Originally Posted by daviid
- Sailing is an expensive hobby that requires some serious disposable income
- It also requires time
- Unless you are a trust account kid, it is totally understandable that the average age for private ownership is on the up for these 2 reasons
- This also explains the massive growth in the charter market that can cater to sailors of all ages. If you want to sail for 2 or 3 weeks a year, then charter
- If you are wanting to sail for more than 2 or 3 weeks , I believe that fractional ownership is the way to go. The initial cost is shared as are all the running costs.
- If you are able to sail for 12 weeks and longer, then you could consider outright ownership either via a charter company ownership scheme or direct where you are responsible for maintenance etc
- Some charter companies have ownership schemes which offer a lot of flexibility providing you are able to make use of the boat for around 12 weeks per year. Sailing for less than 12 weeks makes these schemes expensive. The downside with these schemes is that you are often told what to buy by the charter company. This of course may or may not be a bad thing . At the end of these schemes, you can either roll your investment into another new boat or adopt fractional ownership. The other downside is that the depreciation in value is often under estimated by the the charter companies
- If you have the time to sail for at least 3 months a year, then buying your own boat makes sense.

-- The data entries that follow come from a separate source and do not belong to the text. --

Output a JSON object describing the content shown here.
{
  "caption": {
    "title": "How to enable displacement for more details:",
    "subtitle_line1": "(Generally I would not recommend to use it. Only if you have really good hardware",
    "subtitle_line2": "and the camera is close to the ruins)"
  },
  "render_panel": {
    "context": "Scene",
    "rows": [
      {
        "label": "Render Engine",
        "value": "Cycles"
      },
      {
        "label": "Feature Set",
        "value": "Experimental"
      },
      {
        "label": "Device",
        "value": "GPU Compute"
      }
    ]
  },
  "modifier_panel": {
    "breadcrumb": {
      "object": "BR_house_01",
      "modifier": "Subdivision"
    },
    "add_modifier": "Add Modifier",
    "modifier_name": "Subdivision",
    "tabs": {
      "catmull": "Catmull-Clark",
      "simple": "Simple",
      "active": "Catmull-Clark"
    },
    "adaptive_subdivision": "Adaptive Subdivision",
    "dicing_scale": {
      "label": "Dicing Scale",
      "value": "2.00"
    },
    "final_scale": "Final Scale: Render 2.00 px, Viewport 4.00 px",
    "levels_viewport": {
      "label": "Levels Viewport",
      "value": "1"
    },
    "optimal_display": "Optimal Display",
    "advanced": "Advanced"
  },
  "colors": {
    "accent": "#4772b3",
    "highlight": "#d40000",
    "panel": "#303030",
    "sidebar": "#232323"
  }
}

If you wanr to avoid the inevitable depreciation of buying new, then the best value purchase is from a reputable charterer at the end of 5 years when you can have the boat surveyed, have all the problems fixed and get a new set of sails. The engine hours on the boat should be irrelevant. A well maintained diesel engine is capable of doing 15000 hours. If you want to sail for more than 2 to 3 weeks but don't have the time to sail for more than say 12 weeks per year, then buy one of these boats and get some co-owners to share the costs - this way, you will avoid the capital depreciation cost.
- The charter companies are buying boats that are becoming bigger and bigger because many charterers are sharing the costs and the need for more accommodation on board is on the up
- On the other hand we know that sail boats and common sense often have nothing to do with one another ))))
Just my opinion of course
Onwards n upwards
Well, logic does not always work in what regards sailing boats
If I had a boat in shared ownership I would not feel that it was mine and I would be always pissed with the way other owners treated the boat. I know myself, I am quite a maniac in what regards taking care of my boat and for what I can understand I am not the only one around this forum
. On other hand, having been for some time looking for an used boats I could see how people take car of their boats and the general picture is quite bad.
In what regards engine, 15 000 hours is a maximum but after about half of it the boat needs a complete reconstruction and most just buy a new engine at that time. The maintenance of an engine with many hours is a lot more expensive than one with a few hours and the chances that something go wrong is bigger.